Methane blowouts, megaslumps, thermokarst and clathrates

New methane craters continue to blast out of the Siberian tundra.
One of the first and still the largest emerged in Turkmenistan 1971 with some help from a drilling rig and continues to burn today. The so called “Gates of Hell” (also known as the Darvaza gas crater) is about 200 ft. in diameter and 100 ft. deep. Since then, dozens of new craters have emerged without the help of humans, with blasts that can be heard 60 miles away. This anthropomorphic phenomenon is a direct result of global warming, linked to the thawing of permafrost triggered by runaway warming in the Arctic
Although it dissipates after 12 years, methane (renamed by the fossil boys “natural gas” to make it sound more friendly) is far more powerful than CO2*. It also explodes. At this point, science doesn’t know for certain how much of the gas is down there, but spewing additional megatons of CH4 into the atmosphere can’t be good.
In 2023, Batagaika Crater – the world’s largest permafrost crater – continued to grow in Siberia. Already more than half a mile deep, this monster “mega-slump” is expanding at about 33 ft. a year. This part of Siberia is warming about 2.5 times faster than the rest of the planet is warming, accelerating the land surface thaw.
These non-explosive but more widespread craters are another dramatic manifestation of land subsidence caused by permafrost collapse. This phenomenon was first noted in the 1960s and is becoming more and more common as the climate warms.

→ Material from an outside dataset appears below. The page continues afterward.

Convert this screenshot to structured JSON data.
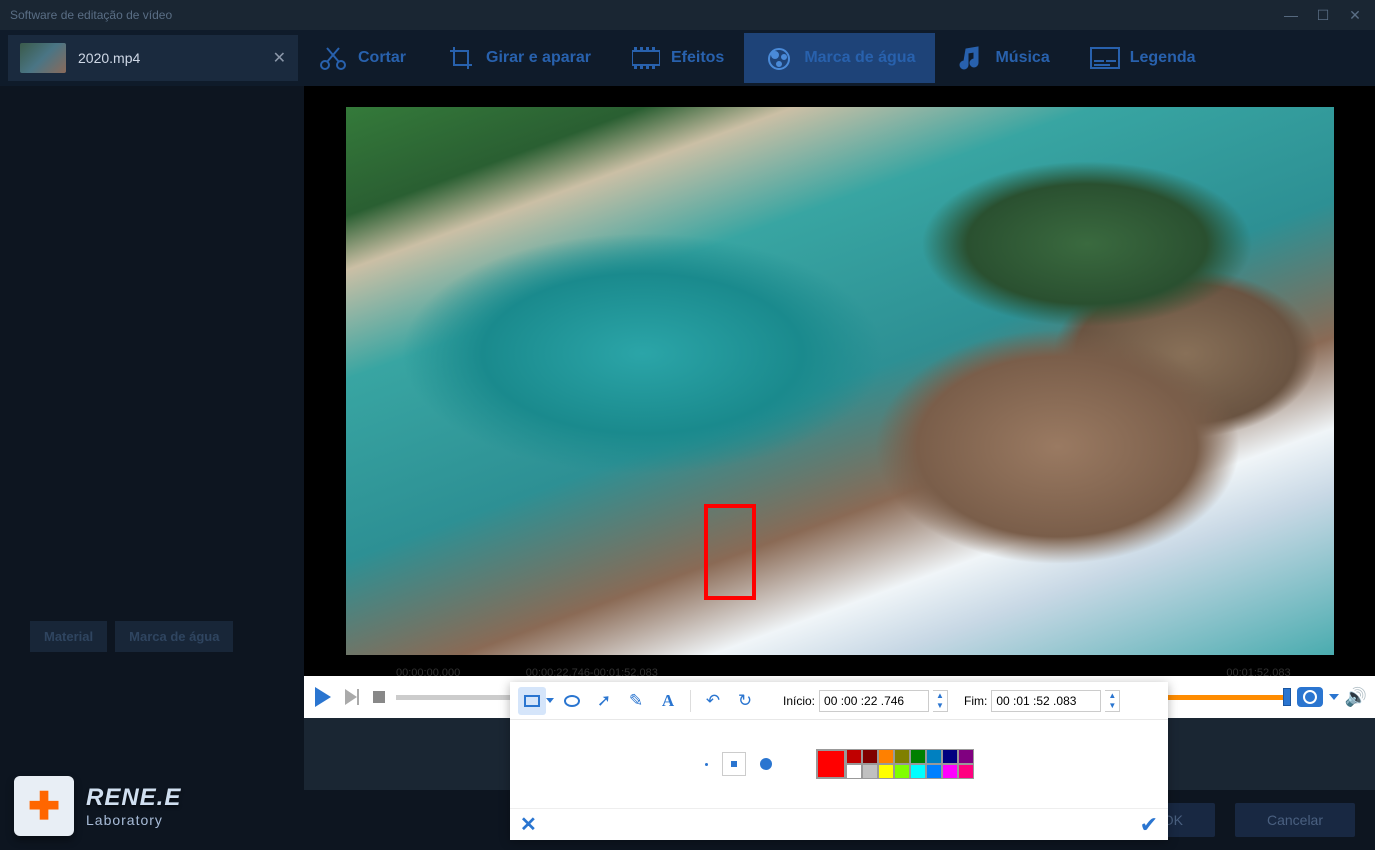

And below the surface of the Arctic seas lurks another ominous peril, with a name out of a Phillip K. Dick horror fantasy. Composed of methane frozen within a crystal of water, methane clathrate (CH4·5.75H2O) or “fire ice” is found in the deepest sediments of the ocean. As the seafloor temperature increases, these reservoirs appear to be destabilizing, releasing methane into the ocean and atmosphere. While this process is not fully understood at this point, evidence is clear that there have been dramatic, rapid climatic consequences in the past. Although unproven, the “methane burp” hypothesis claims an event during the Paleocene epoch raised deep ocean temperatures about 10°F.

Also related (and lots of fun in their own right) are thermokarst lakes: the entertainment value being related to the fact that you can light them on fire. As ice melts on the lakes for the first time in thousands of years, newly released methane bubbles up from the deposits below. The greenhouse gas emissions from these lakes deploys powerful climate effects because of the rapid release of long stored CO2.
Of the many climate feedbacks at work on the planet, the “albedo” effect is one of the most convincing. As snow cover and sea ice area diminish, less solar heat energy is reflected back into space and more is absorbed into the oceans and land, further heating the planetary systems which accelerates thawing of the permafrost. 
While most noticeable in Siberia, these phenomena are also taking place in Alaska and Canada.
* Carbon dioxide stays in the atmosphere for thousands of years, which is why the current global measurement is now approaching 425 PPM.